* Task requirements *
Find the word "JSON" in the material below and gather every line that contains it.

*****

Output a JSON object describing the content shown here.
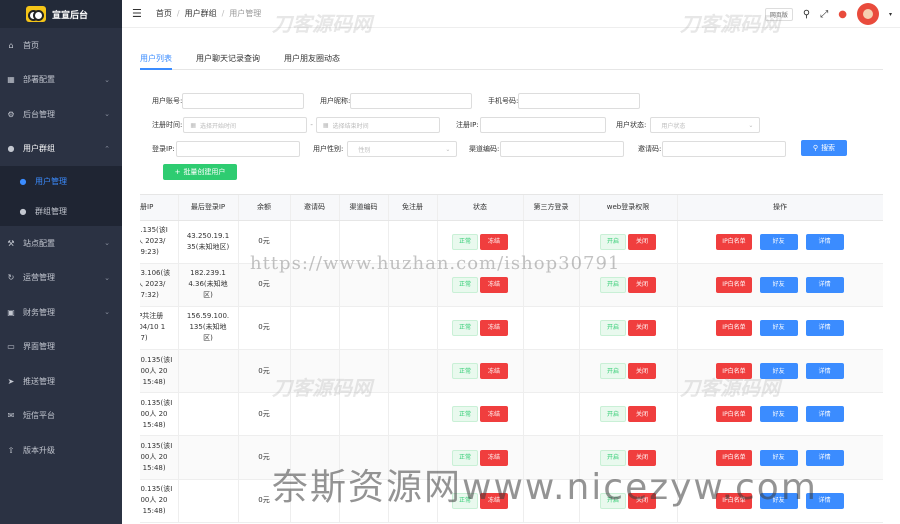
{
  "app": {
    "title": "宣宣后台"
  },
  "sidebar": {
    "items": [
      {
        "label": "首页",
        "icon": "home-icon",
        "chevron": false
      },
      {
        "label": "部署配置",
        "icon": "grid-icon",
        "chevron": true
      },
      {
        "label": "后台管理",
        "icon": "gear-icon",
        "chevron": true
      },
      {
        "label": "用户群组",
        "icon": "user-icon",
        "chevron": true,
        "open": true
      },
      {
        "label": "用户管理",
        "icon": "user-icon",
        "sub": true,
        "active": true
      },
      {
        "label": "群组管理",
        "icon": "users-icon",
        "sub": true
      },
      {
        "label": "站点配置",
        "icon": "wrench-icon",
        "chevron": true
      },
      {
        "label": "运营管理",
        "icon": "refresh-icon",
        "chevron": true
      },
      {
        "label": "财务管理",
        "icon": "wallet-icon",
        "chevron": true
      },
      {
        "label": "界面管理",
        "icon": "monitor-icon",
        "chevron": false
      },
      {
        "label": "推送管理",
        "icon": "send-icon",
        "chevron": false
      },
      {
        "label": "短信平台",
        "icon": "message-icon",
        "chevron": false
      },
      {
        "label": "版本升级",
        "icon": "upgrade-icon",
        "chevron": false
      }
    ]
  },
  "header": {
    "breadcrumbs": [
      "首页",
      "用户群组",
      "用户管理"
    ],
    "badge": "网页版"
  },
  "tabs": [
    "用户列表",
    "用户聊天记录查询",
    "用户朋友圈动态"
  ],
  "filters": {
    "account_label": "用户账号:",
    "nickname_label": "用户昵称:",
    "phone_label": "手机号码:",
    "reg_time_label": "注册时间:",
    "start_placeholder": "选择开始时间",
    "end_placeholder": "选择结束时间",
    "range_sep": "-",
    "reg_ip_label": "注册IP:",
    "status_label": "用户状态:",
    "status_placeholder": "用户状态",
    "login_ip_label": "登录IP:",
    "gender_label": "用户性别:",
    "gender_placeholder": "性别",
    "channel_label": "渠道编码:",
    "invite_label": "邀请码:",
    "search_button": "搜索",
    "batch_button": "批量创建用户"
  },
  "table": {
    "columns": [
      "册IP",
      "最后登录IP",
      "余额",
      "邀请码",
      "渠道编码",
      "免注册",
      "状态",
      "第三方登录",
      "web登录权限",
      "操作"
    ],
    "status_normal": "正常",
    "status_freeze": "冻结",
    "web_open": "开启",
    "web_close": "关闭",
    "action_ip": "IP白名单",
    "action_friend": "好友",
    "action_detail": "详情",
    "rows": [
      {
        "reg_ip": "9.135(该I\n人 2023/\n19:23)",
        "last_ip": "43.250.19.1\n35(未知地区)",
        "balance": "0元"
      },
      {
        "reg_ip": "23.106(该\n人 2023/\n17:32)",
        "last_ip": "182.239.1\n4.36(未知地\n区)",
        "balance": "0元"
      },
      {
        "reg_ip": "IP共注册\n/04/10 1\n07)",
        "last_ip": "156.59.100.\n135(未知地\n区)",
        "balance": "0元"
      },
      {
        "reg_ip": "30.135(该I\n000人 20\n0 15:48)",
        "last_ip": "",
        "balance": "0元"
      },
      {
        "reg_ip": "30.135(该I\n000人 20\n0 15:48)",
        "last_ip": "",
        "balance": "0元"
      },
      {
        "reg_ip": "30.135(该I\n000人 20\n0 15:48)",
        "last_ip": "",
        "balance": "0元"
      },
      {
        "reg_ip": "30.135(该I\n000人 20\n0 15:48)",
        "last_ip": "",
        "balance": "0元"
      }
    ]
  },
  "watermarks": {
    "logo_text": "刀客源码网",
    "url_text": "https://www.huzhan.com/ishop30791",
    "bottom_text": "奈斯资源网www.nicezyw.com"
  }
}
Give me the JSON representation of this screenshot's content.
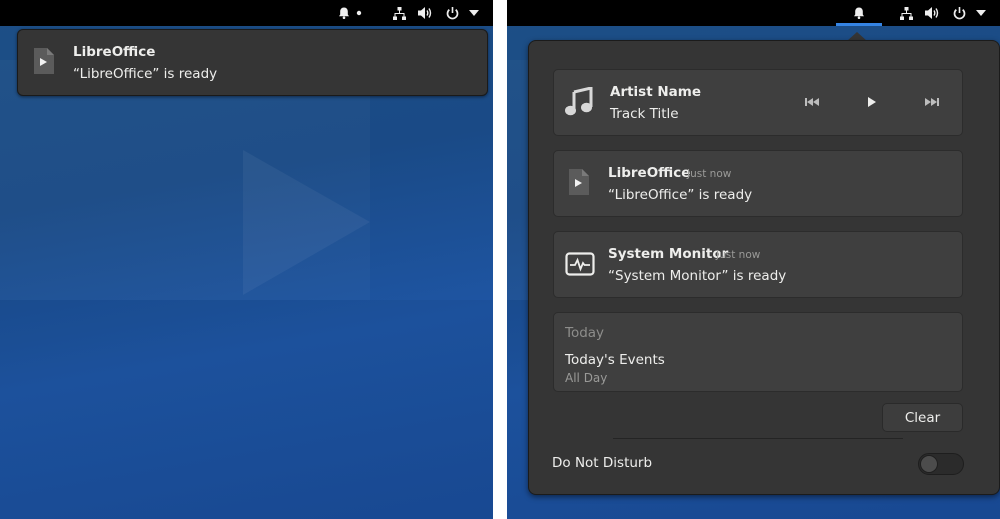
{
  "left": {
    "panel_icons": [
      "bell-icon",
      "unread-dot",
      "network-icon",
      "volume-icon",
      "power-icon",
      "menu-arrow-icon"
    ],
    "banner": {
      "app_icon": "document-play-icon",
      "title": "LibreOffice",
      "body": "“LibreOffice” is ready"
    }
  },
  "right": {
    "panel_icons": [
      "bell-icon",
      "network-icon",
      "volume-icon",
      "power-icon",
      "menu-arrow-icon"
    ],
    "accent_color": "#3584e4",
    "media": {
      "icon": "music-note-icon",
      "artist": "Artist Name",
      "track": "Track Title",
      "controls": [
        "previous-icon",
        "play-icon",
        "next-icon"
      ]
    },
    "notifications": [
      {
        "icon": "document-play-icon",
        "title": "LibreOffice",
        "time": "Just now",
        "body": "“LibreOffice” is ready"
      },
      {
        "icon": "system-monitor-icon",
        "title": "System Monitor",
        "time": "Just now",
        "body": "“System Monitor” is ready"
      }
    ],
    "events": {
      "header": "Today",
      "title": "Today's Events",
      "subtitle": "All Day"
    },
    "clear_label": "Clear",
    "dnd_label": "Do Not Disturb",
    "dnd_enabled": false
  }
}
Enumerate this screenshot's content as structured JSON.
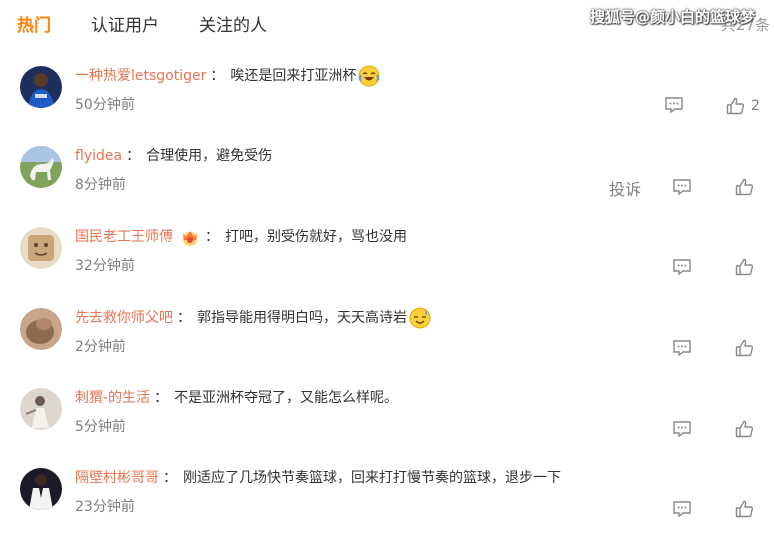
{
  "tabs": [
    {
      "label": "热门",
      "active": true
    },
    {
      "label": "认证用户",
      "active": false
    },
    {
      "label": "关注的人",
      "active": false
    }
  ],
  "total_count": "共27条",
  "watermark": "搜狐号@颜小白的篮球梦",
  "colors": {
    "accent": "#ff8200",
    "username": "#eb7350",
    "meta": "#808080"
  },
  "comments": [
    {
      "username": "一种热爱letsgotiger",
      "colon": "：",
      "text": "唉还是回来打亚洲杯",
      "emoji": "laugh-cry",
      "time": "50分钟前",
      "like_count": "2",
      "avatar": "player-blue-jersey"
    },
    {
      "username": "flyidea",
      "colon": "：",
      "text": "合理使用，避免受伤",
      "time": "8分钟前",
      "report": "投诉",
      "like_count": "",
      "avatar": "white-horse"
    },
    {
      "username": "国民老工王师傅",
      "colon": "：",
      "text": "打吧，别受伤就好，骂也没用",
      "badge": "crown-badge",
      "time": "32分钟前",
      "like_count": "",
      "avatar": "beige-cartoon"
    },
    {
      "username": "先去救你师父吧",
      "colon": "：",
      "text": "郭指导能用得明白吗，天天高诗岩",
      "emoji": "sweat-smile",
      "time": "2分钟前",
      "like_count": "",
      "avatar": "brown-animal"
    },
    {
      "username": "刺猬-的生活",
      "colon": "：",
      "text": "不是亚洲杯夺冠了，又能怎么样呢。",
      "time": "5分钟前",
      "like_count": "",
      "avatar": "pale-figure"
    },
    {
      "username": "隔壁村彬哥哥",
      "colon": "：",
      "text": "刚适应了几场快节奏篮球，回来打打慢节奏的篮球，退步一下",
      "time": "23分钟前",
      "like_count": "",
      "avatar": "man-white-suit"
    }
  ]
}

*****

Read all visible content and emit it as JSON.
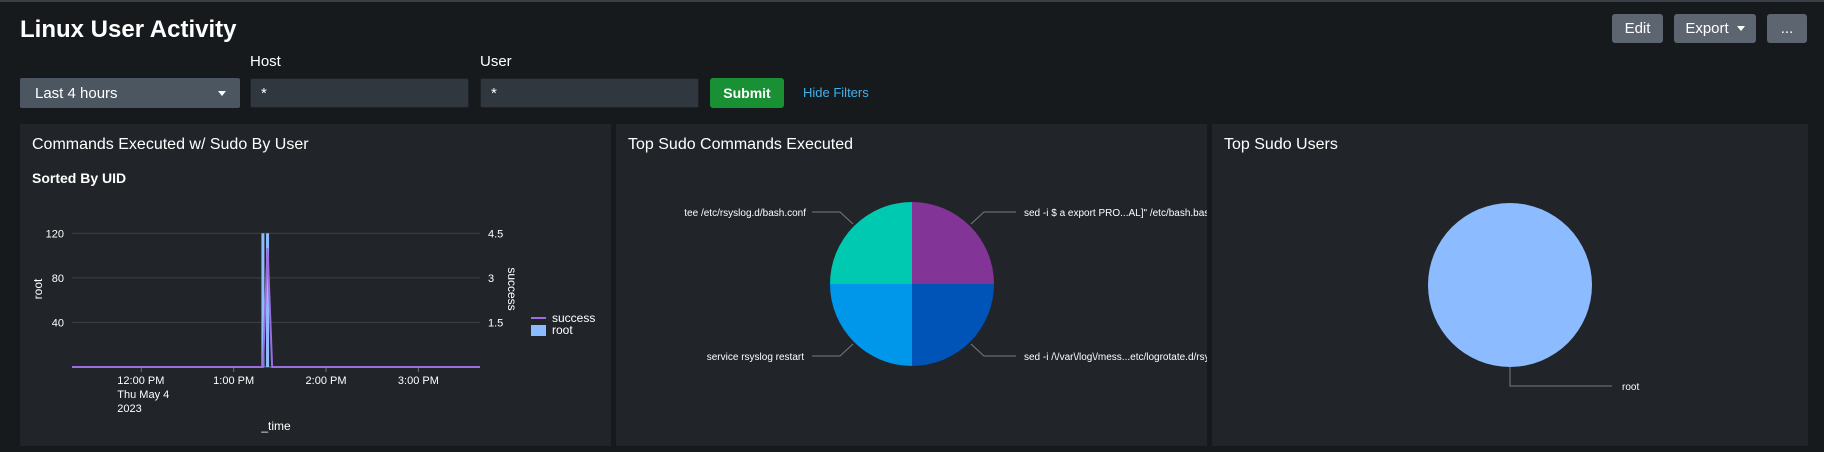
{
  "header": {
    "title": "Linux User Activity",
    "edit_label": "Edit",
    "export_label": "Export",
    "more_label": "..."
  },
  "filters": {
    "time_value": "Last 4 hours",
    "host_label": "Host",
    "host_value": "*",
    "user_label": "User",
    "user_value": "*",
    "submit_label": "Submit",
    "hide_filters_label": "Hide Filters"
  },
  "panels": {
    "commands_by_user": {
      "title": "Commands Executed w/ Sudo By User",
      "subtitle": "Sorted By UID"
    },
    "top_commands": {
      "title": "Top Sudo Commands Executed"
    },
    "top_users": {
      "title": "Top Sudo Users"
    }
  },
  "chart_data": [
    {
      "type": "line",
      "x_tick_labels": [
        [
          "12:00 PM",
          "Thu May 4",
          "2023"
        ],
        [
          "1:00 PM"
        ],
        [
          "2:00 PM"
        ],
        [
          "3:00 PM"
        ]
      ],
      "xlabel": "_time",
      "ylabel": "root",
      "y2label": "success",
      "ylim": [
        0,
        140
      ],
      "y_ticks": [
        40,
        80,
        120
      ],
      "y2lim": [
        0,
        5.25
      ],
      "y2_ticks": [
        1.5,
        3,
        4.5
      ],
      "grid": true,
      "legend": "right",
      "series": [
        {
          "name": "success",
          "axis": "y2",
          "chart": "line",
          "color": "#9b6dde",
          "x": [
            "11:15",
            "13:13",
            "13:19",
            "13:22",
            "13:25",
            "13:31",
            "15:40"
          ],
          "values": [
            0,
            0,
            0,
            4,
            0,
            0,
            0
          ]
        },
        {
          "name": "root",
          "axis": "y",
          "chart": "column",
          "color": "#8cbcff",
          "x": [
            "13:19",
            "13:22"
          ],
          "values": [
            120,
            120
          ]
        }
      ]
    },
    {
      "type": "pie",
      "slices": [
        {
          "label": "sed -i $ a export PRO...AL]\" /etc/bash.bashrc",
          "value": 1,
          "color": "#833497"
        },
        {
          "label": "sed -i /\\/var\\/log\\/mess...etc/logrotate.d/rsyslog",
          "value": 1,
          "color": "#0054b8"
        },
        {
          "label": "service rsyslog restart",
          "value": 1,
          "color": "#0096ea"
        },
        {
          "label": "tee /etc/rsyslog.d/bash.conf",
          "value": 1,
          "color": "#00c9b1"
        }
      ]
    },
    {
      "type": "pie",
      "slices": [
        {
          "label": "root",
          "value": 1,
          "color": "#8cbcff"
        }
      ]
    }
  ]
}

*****

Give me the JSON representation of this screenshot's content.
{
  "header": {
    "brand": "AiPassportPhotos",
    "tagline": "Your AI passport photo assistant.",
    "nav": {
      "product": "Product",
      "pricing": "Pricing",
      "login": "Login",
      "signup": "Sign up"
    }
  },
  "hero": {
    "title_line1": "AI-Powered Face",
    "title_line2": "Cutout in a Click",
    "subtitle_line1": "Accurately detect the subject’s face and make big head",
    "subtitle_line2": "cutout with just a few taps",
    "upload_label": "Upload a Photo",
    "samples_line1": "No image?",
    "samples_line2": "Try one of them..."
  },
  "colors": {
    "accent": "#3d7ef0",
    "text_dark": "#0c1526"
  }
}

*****

* Task output *
Output a JSON object describing the content shown here.
Give me the JSON representation of this screenshot's content.
Enumerate this screenshot's content as structured JSON.
Read all visible content and emit it as JSON.
Give me the JSON representation of this screenshot's content.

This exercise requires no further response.